▸ Work to complete
Only the pictures are to be left out; return the rest of the data exactly as it stands.
BEGIN Records provided
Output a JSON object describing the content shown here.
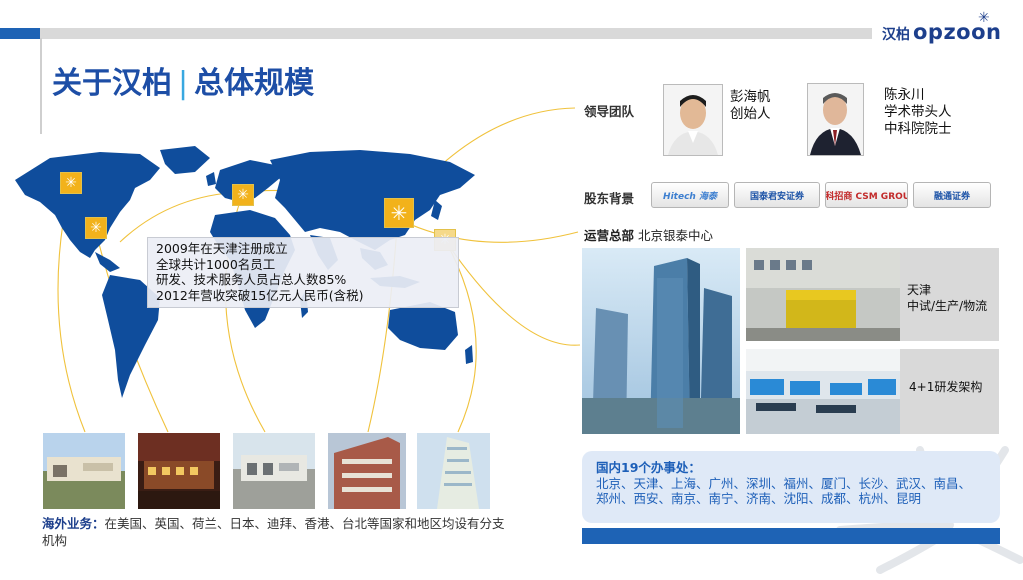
{
  "header": {
    "title_main": "关于汉柏",
    "title_sep": "|",
    "title_sub": "总体规模"
  },
  "logo": {
    "cn": "汉柏",
    "en": "OPZOON"
  },
  "info_box": {
    "lines": [
      "2009年在天津注册成立",
      "全球共计1000名员工",
      "研发、技术服务人员占总人数85%",
      "2012年营收突破15亿元人民币(含税)"
    ]
  },
  "overseas": {
    "label": "海外业务：",
    "text": "在美国、英国、荷兰、日本、迪拜、香港、台北等国家和地区均设有分支机构"
  },
  "leadership": {
    "label": "领导团队",
    "people": [
      {
        "name": "彭海帆",
        "title": "创始人"
      },
      {
        "name": "陈永川",
        "title": "学术带头人",
        "title2": "中科院院士"
      }
    ]
  },
  "shareholders": {
    "label": "股东背景",
    "logos": [
      "Hitech 海泰",
      "国泰君安证券",
      "中科招商 CSM GROUP",
      "融通证券"
    ]
  },
  "hq": {
    "label": "运营总部",
    "value": "北京银泰中心"
  },
  "tianjin_panel": {
    "line1": "天津",
    "line2": "中试/生产/物流"
  },
  "rd_panel": {
    "text": "4+1研发架构"
  },
  "offices": {
    "heading": "国内19个办事处：",
    "line1": "北京、天津、上海、广州、深圳、福州、厦门、长沙、武汉、南昌、",
    "line2": "郑州、西安、南京、南宁、济南、沈阳、成都、杭州、昆明"
  },
  "colors": {
    "brand_blue": "#1e63b5",
    "title_blue": "#1d4ea6",
    "map_blue": "#0f4d9c",
    "marker_yellow": "#f2b21b",
    "line_yellow": "#f0c23c"
  }
}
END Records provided
▸ Solution for this exercise
Output a JSON object describing the content shown here.
{
  "header": {
    "title_main": "关于汉柏",
    "title_sep": "|",
    "title_sub": "总体规模"
  },
  "logo": {
    "cn": "汉柏",
    "en": "OPZOON"
  },
  "info_box": {
    "lines": [
      "2009年在天津注册成立",
      "全球共计1000名员工",
      "研发、技术服务人员占总人数85%",
      "2012年营收突破15亿元人民币(含税)"
    ]
  },
  "overseas": {
    "label": "海外业务：",
    "text": "在美国、英国、荷兰、日本、迪拜、香港、台北等国家和地区均设有分支机构"
  },
  "leadership": {
    "label": "领导团队",
    "people": [
      {
        "name": "彭海帆",
        "title": "创始人"
      },
      {
        "name": "陈永川",
        "title": "学术带头人",
        "title2": "中科院院士"
      }
    ]
  },
  "shareholders": {
    "label": "股东背景",
    "logos": [
      "Hitech 海泰",
      "国泰君安证券",
      "中科招商 CSM GROUP",
      "融通证券"
    ]
  },
  "hq": {
    "label": "运营总部",
    "value": "北京银泰中心"
  },
  "tianjin_panel": {
    "line1": "天津",
    "line2": "中试/生产/物流"
  },
  "rd_panel": {
    "text": "4+1研发架构"
  },
  "offices": {
    "heading": "国内19个办事处：",
    "line1": "北京、天津、上海、广州、深圳、福州、厦门、长沙、武汉、南昌、",
    "line2": "郑州、西安、南京、南宁、济南、沈阳、成都、杭州、昆明"
  },
  "colors": {
    "brand_blue": "#1e63b5",
    "title_blue": "#1d4ea6",
    "map_blue": "#0f4d9c",
    "marker_yellow": "#f2b21b",
    "line_yellow": "#f0c23c"
  }
}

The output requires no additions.